There are concerns that the Government’s Package may still be inadequate to incentivise companies against retrenching their employees as it provides only small and temporary relief.

Employers are now left in a quandary as the Government’s policies are leaning towards employees’ welfare instead of businesses’ survival. It is impractical and impossible to provide only little help for businesses and expect no job loss in its entirety. It is especially a daunting task for labour-intensive industries, which require large number of workers to achieve their business aim.

“Without a sheep, there can be no wool.”


A business is not a charity. By having low or no income during this period, it may be unrealistic to expect an employer to sustain its employees. Under such circumstances, employers have only one choice – to reduce their business costs.

Facing this dilemma, how should employers decide between keeping their companies afloat or providing jobs to employees despite making losses?
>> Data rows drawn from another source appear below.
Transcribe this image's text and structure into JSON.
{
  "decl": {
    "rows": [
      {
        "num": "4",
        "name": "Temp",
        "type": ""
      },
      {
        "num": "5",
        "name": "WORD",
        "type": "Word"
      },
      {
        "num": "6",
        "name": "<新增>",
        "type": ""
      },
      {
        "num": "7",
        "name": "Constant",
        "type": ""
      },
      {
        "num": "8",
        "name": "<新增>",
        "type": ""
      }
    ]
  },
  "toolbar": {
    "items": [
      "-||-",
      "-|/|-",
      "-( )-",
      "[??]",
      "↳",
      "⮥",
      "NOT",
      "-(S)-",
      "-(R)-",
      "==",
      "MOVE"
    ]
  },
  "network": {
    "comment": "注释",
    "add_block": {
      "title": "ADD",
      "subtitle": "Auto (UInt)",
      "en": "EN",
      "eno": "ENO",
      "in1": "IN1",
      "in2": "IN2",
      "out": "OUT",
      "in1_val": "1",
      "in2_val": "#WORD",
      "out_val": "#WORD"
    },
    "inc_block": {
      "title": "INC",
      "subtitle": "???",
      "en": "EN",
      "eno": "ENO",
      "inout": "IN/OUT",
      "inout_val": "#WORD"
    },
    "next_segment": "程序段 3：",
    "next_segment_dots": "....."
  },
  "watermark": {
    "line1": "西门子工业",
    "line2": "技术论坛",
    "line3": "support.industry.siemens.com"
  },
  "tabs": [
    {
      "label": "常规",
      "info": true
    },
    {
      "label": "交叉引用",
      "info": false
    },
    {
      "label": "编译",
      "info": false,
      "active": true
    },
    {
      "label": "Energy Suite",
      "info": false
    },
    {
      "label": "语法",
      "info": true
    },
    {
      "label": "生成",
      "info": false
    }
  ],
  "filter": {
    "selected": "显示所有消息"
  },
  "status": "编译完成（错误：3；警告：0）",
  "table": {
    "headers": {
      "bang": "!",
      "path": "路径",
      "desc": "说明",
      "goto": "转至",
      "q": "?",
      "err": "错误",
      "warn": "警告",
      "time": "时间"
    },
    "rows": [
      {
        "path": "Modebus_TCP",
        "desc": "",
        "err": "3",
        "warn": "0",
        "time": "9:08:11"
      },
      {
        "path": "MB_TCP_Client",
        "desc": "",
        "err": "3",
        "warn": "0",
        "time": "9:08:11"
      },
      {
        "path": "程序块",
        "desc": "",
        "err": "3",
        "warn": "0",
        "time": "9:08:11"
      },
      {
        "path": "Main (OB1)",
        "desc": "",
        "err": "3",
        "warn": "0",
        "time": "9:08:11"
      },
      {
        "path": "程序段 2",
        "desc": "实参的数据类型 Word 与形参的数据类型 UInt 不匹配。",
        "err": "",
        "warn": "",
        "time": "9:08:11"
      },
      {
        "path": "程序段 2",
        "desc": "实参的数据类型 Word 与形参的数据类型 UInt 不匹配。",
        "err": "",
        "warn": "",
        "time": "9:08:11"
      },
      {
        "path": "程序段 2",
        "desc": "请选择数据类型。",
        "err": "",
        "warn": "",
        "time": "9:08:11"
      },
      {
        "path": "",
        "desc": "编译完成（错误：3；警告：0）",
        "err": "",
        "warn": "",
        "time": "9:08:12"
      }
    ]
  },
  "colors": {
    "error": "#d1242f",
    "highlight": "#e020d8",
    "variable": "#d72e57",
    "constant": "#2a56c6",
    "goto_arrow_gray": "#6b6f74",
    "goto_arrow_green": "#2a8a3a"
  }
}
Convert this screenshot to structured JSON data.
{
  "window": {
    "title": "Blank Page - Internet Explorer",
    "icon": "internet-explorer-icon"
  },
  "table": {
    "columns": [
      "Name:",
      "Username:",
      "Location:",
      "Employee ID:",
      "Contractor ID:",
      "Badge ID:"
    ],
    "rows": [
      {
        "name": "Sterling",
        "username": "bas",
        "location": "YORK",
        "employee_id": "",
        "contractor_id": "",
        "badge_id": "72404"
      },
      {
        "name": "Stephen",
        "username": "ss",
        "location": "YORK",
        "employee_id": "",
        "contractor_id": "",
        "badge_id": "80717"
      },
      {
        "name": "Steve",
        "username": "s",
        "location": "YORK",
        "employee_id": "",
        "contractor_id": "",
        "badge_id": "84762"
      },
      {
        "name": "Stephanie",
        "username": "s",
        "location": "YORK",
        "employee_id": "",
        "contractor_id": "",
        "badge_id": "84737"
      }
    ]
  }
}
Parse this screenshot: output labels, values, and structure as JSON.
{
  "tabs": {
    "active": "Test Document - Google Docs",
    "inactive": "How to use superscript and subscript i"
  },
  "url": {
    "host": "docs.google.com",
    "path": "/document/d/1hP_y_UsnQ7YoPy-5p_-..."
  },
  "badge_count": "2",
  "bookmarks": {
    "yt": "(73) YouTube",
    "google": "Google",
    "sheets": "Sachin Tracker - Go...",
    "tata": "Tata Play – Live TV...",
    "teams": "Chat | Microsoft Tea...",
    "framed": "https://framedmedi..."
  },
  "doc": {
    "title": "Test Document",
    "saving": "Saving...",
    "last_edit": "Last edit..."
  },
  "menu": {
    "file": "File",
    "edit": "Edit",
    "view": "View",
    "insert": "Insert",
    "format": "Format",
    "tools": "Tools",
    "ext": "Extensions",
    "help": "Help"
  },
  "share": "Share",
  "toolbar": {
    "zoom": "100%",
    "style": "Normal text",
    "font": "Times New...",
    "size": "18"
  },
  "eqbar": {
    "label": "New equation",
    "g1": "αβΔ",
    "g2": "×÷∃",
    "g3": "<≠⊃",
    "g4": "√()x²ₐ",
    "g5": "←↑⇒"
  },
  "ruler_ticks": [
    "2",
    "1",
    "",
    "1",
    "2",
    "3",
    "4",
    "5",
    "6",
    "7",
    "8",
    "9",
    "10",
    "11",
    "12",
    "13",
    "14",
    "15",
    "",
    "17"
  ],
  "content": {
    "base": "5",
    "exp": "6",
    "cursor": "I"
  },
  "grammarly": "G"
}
Under the Malaysian employment and industrial relations laws, employers facing genuine financial distress, due to COVID-19 pandemic or otherwise, may resort to a retrenchment or temporary lay-off of their employees to reduce its operational costs.

However, the most desirable outcome is to keep the company afloat and protect employees’ security of tenure at the same time. While retrenchment should be the last resort, the implementation of wage reduction, unpaid leave and/or reduction in working hours is generally allowed under Malaysian laws, provided it is done in good faith and is part of the employer’s plan to avert or prevent retrenchment. Wage reduction, unpaid leave and/or reduction in working hours may only be implemented after consultation and perhaps, with the consent of employees. Having both employers and employeesshowing empathy towards one another during these challenging times may be the key for companies to brave through this unprecedented storm.

The WSP may seemingly be an initiative to prevent job loss, but it may not work as the Government had wished for. Many employers may choose to comply with the MCO policies despite having little or no income and yet still paying the employees’ wages. A bold assumption is that more businesses may collapse immediately after the MCO and will not be able to sustain and keep all their employees. Many companies may implement large-scale retrenchments and the country’s unemployment rate will spike exponentially after the MCO period.

By then, the loss may outweigh the gain and the implementation of the policies under the Package may defeat its core purpose to prevent job loss in the medium to long term.

Leonard Yeoh is a partner and Pua Jun Wen is a legal associate with the legal firm, Tay & Partners

Should you have any queries or require more information, please do not hesitate to contact us.

Leonard Yeoh
T: +603 2050 1973

Pua Jun Wen
T: +603 2050 1928